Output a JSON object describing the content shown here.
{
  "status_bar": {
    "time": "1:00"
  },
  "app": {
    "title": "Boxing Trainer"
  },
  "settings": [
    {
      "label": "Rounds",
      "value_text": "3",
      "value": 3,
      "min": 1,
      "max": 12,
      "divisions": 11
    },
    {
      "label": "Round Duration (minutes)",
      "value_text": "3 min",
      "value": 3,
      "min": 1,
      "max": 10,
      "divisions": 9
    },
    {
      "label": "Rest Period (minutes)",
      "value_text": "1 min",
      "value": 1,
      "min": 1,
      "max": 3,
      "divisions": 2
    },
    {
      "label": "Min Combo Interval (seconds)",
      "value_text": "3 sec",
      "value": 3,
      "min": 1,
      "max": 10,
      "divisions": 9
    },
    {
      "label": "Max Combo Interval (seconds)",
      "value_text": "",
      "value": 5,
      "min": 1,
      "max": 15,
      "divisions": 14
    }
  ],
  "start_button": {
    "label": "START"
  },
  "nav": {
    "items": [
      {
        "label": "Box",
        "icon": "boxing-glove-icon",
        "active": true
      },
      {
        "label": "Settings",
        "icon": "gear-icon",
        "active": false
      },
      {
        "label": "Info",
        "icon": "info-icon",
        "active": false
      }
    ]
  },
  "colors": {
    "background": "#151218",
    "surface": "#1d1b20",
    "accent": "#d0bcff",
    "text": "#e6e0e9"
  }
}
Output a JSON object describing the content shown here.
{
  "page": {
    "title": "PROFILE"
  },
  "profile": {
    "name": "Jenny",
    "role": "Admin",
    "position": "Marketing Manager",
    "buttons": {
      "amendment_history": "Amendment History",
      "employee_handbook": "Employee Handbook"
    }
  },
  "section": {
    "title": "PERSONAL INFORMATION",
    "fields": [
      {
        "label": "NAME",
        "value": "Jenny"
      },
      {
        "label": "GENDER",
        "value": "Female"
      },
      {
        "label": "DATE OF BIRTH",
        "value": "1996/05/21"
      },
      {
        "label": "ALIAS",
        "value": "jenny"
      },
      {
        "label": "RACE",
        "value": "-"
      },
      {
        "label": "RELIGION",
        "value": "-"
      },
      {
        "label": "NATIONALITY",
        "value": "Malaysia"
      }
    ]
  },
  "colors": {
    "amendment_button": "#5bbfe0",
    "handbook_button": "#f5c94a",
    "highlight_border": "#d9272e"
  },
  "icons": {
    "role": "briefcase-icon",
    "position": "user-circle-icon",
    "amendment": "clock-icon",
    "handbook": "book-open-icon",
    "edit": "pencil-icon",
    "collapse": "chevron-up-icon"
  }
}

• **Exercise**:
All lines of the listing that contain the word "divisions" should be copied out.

• **Response**:
      "divisions": 11
      "divisions": 9
      "divisions": 2
      "divisions": 9
      "divisions": 14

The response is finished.